_Aim of the task:_ Copy all lines in the data that contain the string "Batch".

*** Data extract Section Begins ***

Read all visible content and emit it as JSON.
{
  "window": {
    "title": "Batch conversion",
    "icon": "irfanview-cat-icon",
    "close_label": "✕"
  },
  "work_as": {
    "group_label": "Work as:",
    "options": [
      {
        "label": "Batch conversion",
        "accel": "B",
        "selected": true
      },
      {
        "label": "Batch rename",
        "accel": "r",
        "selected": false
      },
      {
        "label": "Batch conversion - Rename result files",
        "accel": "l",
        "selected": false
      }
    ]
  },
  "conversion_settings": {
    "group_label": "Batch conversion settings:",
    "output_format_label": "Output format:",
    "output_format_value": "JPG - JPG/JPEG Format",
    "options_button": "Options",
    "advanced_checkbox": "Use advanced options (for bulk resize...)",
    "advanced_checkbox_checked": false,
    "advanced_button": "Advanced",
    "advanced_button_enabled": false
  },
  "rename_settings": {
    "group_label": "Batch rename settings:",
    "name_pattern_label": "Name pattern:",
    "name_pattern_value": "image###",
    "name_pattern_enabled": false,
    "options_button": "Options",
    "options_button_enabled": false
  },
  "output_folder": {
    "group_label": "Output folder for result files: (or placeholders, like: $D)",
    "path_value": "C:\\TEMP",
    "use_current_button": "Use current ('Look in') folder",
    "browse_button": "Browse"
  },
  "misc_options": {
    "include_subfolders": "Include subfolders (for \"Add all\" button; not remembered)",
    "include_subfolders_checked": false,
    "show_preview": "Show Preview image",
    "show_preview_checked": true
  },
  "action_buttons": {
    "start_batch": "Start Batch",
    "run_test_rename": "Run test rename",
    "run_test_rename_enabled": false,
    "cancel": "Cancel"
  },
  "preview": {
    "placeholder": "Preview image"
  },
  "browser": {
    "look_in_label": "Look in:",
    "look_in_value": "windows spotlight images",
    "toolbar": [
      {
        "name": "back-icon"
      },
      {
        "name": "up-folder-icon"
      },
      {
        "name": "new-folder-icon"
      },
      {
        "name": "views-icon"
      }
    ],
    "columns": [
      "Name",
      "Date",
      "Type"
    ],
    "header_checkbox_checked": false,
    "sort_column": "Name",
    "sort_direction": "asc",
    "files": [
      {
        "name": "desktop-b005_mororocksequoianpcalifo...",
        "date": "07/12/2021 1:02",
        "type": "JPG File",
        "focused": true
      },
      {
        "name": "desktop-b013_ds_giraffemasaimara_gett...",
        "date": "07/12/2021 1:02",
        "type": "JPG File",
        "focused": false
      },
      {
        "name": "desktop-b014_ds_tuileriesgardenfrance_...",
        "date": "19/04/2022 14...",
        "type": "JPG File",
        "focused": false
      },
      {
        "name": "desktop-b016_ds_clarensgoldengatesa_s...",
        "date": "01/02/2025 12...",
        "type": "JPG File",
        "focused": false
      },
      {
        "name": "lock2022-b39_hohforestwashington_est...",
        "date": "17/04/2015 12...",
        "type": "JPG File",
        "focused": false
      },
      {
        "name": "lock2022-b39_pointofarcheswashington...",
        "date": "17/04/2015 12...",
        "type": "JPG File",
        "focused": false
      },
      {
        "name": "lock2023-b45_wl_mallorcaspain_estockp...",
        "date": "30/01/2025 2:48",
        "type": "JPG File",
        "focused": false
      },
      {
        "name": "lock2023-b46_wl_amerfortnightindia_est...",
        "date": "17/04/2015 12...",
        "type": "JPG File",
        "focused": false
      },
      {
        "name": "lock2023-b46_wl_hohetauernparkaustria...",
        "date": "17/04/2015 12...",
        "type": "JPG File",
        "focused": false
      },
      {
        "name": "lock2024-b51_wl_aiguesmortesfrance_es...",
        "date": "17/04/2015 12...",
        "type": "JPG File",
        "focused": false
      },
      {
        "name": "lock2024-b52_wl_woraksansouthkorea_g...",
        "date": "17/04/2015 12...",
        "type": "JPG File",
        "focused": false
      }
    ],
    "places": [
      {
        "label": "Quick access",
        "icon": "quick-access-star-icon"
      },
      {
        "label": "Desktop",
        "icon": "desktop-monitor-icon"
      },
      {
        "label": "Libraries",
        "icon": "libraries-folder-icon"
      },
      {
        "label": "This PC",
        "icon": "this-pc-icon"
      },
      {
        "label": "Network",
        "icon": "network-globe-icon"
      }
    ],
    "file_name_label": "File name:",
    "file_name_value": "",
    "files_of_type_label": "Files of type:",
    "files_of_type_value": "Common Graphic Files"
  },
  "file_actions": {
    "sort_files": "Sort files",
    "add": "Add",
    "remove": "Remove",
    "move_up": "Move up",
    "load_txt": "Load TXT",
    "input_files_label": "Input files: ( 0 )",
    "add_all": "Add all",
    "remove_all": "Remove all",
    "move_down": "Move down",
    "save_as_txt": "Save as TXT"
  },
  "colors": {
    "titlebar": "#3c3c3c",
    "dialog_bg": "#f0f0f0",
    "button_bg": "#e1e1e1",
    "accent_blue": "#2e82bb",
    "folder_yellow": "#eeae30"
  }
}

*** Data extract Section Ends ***

_Expected output:_
    "title": "Batch conversion",
        "label": "Batch conversion",
        "label": "Batch rename",
        "label": "Batch conversion - Rename result files",
    "group_label": "Batch conversion settings:",
    "group_label": "Batch rename settings:",
    "start_batch": "Start Batch",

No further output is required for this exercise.